● Records for processing
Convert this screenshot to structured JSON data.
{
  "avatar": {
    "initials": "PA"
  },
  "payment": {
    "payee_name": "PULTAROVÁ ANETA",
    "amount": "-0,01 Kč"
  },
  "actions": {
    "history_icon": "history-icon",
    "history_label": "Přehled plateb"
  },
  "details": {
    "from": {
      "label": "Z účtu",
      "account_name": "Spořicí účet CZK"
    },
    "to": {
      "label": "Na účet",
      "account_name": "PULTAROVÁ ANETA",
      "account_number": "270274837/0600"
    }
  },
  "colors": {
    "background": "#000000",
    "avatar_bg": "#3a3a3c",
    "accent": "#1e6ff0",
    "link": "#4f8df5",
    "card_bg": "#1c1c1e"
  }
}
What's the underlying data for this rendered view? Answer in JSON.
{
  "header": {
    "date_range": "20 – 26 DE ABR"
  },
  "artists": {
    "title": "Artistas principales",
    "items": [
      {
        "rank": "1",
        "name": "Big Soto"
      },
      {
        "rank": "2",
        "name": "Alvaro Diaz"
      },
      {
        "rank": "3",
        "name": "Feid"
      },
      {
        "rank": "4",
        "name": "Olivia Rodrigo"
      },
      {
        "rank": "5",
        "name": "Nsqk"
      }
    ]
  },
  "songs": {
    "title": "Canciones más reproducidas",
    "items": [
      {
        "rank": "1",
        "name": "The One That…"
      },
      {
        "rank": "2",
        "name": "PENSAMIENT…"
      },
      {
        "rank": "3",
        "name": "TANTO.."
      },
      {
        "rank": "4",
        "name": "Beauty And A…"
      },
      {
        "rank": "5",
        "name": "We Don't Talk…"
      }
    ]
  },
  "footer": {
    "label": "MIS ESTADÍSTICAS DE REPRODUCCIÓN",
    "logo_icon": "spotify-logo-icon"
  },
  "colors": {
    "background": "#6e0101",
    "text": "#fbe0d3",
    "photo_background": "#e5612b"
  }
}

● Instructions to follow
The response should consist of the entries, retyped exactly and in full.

● Answer to the problem
Convert this screenshot to structured JSON data.
{
  "avatar": {
    "initials": "PA"
  },
  "payment": {
    "payee_name": "PULTAROVÁ ANETA",
    "amount": "-0,01 Kč"
  },
  "actions": {
    "history_icon": "history-icon",
    "history_label": "Přehled plateb"
  },
  "details": {
    "from": {
      "label": "Z účtu",
      "account_name": "Spořicí účet CZK"
    },
    "to": {
      "label": "Na účet",
      "account_name": "PULTAROVÁ ANETA",
      "account_number": "270274837/0600"
    }
  },
  "colors": {
    "background": "#000000",
    "avatar_bg": "#3a3a3c",
    "accent": "#1e6ff0",
    "link": "#4f8df5",
    "card_bg": "#1c1c1e"
  }
}
What's the underlying data for this rendered view? Answer in JSON.
{
  "header": {
    "date_range": "20 – 26 DE ABR"
  },
  "artists": {
    "title": "Artistas principales",
    "items": [
      {
        "rank": "1",
        "name": "Big Soto"
      },
      {
        "rank": "2",
        "name": "Alvaro Diaz"
      },
      {
        "rank": "3",
        "name": "Feid"
      },
      {
        "rank": "4",
        "name": "Olivia Rodrigo"
      },
      {
        "rank": "5",
        "name": "Nsqk"
      }
    ]
  },
  "songs": {
    "title": "Canciones más reproducidas",
    "items": [
      {
        "rank": "1",
        "name": "The One That…"
      },
      {
        "rank": "2",
        "name": "PENSAMIENT…"
      },
      {
        "rank": "3",
        "name": "TANTO.."
      },
      {
        "rank": "4",
        "name": "Beauty And A…"
      },
      {
        "rank": "5",
        "name": "We Don't Talk…"
      }
    ]
  },
  "footer": {
    "label": "MIS ESTADÍSTICAS DE REPRODUCCIÓN",
    "logo_icon": "spotify-logo-icon"
  },
  "colors": {
    "background": "#6e0101",
    "text": "#fbe0d3",
    "photo_background": "#e5612b"
  }
}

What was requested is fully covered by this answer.